Friday, April 21, 2017
To Be or Not to Be a Writer in 2017
Let me explain. Being “a writer” essentially means the same thing it meant back in 600 B.C., i.e. that writing a language is the act of making words visible. That will never change. But the concept of being “a writer” has surely been altered over the years. For example, is a blogger a writer, or is a blogger a blogger? Is a poet a writer, or is a poet a poet? Surely the intent of how you write is equally as important as what you write. But in an era when news can be gathered in 120 characters or less, you have to wonder, has our beloved art form become less…sophisticated? Here’s a good one: Is a tweeter a writer? Is “Tweeter” even a word? (I looked it up. It is.)
I’m certain most “serious” writers will wonder if I’m mad to even pose such a question. Tweeting is not writing, silly. Tweeting is…whatever. A monkey could tweet. But am I really so crazy? Writing has always been one of the most malleable art forms out there. Look no further (Or look a lot further, if you like) than writers such as James Joyce, Hunter S, Thompson, and Ernest Hemingway. Hell, do you want somebody a little bit more current? Look at Mark Z. Danielewski, author of House of Leaves. All of these writers, and many, many more, have forever changed the idea of what “good” writing actually is. As a father and teacher who writes articles and ebooks in my spare time (shameless plug: Find my books on Amazon), I’ve had to reevaluate what the modern reader wants when they take time out of their busy schedule to actually sit down and “read.” And no, I didn’t make a mistake when I put quotation marks around the word “read,” since the concept of reading has changed over the years, too. But more on that later.
When I write today in 2017, I always wonder, how do my readers want their stories presented to them? Do they want them in audio form? Comics? Facebook videos? Instagram pictures? And do they want them to be lengthy, or short? Also, if I make them short, how short should they be? One hundred words? Fifty? Ten? A single image?
These are questions that writers weren’t asking themselves a hundred years ago, or even ten, for that matter. Sure, writers have always been asking themselves what the audience wants.
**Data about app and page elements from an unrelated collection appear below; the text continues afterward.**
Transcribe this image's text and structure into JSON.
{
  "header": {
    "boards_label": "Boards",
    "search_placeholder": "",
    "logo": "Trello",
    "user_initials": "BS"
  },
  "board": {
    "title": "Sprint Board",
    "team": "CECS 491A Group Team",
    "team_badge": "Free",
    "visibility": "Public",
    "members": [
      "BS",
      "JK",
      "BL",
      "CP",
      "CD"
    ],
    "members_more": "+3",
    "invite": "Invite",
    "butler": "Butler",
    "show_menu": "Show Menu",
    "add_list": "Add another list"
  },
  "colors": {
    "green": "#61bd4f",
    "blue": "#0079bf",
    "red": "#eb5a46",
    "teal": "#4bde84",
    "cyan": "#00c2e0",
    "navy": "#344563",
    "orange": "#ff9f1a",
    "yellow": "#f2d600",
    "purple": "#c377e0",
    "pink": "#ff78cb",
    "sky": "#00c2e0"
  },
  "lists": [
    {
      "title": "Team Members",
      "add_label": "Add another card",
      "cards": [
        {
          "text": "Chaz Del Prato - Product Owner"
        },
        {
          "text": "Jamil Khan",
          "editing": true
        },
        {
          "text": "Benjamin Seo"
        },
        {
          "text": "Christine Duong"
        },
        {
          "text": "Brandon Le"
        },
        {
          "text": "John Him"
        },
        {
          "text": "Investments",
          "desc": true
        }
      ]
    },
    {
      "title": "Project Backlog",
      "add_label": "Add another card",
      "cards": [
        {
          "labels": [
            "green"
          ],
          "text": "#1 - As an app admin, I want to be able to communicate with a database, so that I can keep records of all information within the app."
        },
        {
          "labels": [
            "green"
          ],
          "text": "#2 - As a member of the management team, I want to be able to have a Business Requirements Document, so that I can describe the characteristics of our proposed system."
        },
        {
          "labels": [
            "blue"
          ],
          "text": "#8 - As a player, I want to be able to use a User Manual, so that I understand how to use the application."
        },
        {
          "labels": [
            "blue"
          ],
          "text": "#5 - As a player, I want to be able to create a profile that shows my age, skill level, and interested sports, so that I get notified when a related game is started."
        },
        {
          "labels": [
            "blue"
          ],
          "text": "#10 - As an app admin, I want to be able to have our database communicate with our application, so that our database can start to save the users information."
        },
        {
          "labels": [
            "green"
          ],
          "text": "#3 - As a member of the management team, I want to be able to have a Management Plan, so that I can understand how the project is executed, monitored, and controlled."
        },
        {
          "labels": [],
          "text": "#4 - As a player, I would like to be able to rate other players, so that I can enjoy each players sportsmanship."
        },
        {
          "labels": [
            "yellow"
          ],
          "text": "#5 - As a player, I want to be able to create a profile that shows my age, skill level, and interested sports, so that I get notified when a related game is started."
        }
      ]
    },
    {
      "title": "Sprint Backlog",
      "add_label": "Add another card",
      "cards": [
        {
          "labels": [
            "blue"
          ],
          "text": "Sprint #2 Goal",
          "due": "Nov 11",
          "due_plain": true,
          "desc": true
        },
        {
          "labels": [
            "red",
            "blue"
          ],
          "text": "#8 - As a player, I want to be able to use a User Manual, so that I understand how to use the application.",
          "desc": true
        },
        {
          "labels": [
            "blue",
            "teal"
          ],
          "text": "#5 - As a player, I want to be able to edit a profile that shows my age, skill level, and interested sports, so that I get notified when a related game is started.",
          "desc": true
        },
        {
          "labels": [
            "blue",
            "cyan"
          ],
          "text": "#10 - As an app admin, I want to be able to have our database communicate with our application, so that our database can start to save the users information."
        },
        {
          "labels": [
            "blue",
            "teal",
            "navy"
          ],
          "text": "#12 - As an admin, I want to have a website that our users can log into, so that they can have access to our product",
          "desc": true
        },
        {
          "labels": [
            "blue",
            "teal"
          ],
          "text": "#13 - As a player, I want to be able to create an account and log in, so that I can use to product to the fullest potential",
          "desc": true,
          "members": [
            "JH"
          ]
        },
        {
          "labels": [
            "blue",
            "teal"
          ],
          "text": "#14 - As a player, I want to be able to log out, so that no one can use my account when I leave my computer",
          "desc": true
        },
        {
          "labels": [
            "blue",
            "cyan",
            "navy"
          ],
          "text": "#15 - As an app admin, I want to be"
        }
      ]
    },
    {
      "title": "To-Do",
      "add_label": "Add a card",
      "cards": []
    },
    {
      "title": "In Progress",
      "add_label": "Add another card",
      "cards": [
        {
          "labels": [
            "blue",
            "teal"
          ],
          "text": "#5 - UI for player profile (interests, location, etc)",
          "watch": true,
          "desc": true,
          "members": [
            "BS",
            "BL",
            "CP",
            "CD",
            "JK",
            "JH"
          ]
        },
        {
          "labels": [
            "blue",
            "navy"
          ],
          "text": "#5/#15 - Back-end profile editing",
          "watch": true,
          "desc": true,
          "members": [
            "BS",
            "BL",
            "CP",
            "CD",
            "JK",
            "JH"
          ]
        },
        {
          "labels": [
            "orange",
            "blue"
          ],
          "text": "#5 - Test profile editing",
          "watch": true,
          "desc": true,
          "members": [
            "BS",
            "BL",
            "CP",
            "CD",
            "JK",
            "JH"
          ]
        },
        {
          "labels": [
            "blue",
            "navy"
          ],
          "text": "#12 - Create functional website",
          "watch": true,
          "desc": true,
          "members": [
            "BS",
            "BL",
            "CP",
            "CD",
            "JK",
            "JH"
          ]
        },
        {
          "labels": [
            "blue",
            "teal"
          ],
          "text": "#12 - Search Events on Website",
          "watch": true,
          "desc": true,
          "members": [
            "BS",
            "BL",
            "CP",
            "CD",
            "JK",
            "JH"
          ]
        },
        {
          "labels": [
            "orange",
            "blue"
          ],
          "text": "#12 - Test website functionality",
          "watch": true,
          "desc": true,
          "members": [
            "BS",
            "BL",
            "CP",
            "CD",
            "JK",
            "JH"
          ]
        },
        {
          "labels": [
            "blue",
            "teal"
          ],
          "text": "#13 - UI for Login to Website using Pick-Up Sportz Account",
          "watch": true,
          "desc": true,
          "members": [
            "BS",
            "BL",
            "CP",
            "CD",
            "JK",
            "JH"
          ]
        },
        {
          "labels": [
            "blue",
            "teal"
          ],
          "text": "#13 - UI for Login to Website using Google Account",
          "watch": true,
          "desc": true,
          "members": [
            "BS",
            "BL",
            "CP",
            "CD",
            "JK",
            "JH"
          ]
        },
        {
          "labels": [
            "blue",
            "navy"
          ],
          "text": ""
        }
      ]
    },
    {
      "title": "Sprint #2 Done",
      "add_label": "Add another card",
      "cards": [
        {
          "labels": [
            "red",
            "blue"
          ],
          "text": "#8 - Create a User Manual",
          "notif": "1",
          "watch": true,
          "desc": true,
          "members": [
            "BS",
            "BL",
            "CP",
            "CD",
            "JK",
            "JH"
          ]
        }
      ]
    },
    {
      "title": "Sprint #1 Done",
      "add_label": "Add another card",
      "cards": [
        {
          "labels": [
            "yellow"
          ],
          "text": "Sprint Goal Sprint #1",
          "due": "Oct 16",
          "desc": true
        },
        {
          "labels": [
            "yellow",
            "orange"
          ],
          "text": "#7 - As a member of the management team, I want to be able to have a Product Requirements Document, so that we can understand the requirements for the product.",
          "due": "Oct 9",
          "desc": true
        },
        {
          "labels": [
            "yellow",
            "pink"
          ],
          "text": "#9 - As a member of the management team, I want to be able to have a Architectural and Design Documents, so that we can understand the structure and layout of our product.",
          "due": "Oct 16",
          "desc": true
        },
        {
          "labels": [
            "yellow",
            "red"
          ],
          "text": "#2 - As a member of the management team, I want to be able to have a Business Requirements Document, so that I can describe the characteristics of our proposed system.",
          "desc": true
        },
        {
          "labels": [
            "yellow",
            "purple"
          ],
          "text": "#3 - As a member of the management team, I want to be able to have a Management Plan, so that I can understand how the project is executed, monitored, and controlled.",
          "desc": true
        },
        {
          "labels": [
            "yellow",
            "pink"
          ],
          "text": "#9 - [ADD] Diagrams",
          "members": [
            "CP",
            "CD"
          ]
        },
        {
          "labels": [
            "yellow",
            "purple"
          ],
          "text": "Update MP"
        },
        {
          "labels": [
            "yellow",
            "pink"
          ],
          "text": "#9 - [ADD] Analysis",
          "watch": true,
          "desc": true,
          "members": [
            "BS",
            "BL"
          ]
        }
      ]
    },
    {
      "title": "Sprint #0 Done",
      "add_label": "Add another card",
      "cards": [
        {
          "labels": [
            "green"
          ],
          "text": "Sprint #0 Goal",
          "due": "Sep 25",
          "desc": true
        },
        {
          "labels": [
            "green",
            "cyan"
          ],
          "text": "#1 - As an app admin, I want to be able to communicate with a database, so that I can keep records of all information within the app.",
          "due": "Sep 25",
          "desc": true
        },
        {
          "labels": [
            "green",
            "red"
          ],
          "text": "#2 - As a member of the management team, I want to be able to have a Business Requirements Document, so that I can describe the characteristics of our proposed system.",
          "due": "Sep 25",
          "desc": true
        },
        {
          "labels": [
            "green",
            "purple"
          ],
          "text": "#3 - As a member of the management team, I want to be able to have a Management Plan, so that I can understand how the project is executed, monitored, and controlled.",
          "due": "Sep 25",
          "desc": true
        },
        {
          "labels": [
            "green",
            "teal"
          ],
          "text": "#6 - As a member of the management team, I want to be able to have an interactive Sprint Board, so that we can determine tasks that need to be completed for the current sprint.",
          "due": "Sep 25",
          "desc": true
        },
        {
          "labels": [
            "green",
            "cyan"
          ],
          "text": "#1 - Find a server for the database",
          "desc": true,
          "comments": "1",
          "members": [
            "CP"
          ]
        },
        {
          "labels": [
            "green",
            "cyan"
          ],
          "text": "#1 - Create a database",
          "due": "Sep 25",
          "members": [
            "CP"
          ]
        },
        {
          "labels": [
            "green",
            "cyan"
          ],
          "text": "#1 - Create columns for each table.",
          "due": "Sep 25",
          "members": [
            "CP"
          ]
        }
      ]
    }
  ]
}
But as videos and social media become more prevalent forms of getting stories and information out there, the way we distribute our writing is something we have to seriously consider. It’s gotten to the point where we really do need to ask ourselves, am I compromising my art for an audience that seems to want more bite-sized (and visual) renditions of my greatest hits? And, is it really a compromise at all, or is it an evolution? How has “reading” changed? As a teacher, I can tell you that it has changed substantially. My students are now sometimes tasked with answering questions after watching a video. The videos themselves are now considered a form of “reading.” In other words, the game has changed.
One thing that will never change though is that we need to be engaging. I recently wrote a short story that I’ve been shopping around about a future where there are no longer any human writers, except one. Almost all stories are written by highly advanced computers that are spit out through algorithms. This might seem crazy, but it isn’t if you’ve been following recent headlines. Computers have already started writing sports and business articles, and it’s impossible to tell the difference between them and human beings. Writing has often been thought to be one of the few areas where computers can’t infringe on the creative spirit, but that looks to be a thing of the past. Computers have already beaten people in Chess, Jeopardy, and now the Japanese strategy game, Go. So why couldn’t they write the next great American novel? Really, what I’m asking is this: how do we prevent ourselves from becoming expendable?
The answer is to be limber and to adapt to change. Here’s a question I often ask a lot of my reader friends. If you listen to an audiobook, are you reading? Some say yes, and some say no. I can tell you that it’s usually the stuffier people who rigidly claim that listening to a book is not the same thing as “reading” a book. But to millions of people out there, there really is no difference. Are they getting the same story that you’re getting but through their ears rather than through their eyes? Yes. In a sense, some might even say they’re getting a truer version of the story if the actual author is reading to them. So, what I’m saying is this: If writers want to continue to exist, we need to pull our heads out of our butts and follow the trends. One could say that the audience for “traditional” reading is shrinking. But it really all depends on what you consider modern reading to be in the first place. If you consider it as the consumption of ideas, then one might say it’s bigger than it’s ever been in its entire history.
The most important thing to remember is that “readers” don’t care what “writers” want. They don’t even care whether their writers are human or not. Unlike self-driving cars, readers don’t tend to fear a future where robots are in control. In many ways, a reader will always be a reader, but a writer is not necessarily just a writer anymore. A writer is a blogger, a vlogger, a tweeter, a shapchatter, a podcaster, or whatever else the reader demands them (us) to be. And we as “writers” need to take note of that, since the most important aspect of being a writer is being “listened to.”
Whatever that even means.